Scores of Jewish settlers forced their way into Israeli-occupied East Jerusalem’s flashpoint Al-Aqsa Mosque complex on Thursday, according to a Palestinian official.
“About 150 Jewish settlers -- backed by at least 30 policemen -- have forced their way into the mosque compound since morning,” Firas al-Dibs, a spokesman for Jerusalem’s Religious Endowments Authority (a Jordan-run agency tasked with overseeing the city's Muslim and Christian sites), told Anadolu Agency.
After entering the compound through the Al-Mugharbah Gate, settlers proceeded to take a tour of the compound, passing through the courtyards of both the Al-Qibali and Dome of the Rock mosques, the official said.
According to al-Dibs, a handful of settlers tried to perform Talmudic rituals before leaving the site through the Al-Silsila Gate.
The latest escalation comes one day after the Israeli authorities temporarily shut the mosque compound to Palestinian worshippers, further raising tensions at the flashpoint religious site.
Tension has steadily mounted in Jerusalem since last month, when Israeli police briefly sealed the mosque compound’s Al-Rahma Gate, sparking angry Palestinian demonstrations.
In the weeks since, the Israeli authorities have banned scores of Palestinians -- including religious officials -- from entering the Al-Aqsa, which for Muslims represents the world’s third holiest site.

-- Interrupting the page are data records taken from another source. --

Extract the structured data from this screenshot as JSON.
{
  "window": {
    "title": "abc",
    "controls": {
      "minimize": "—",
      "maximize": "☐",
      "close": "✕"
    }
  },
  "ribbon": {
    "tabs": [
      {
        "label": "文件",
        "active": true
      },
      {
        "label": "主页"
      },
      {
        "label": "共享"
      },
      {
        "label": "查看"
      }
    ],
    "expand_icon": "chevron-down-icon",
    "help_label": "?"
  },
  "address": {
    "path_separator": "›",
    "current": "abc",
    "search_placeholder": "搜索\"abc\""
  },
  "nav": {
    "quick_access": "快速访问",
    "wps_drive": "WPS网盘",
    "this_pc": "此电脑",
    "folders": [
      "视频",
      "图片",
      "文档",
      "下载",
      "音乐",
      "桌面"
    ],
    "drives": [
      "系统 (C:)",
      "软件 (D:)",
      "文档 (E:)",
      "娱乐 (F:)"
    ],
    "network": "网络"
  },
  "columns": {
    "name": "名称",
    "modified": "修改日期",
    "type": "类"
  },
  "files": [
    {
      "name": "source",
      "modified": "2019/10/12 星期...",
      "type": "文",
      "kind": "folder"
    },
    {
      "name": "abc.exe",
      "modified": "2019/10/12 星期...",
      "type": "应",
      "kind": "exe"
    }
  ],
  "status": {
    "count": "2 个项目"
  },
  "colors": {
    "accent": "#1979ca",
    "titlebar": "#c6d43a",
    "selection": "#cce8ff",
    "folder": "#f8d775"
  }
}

Israel occupied East Jerusalem, in which the Al-Aqsa is located, during the 1967 Arab-Israeli War. It annexed the entire city in 1980 in a move never recognized by the international community.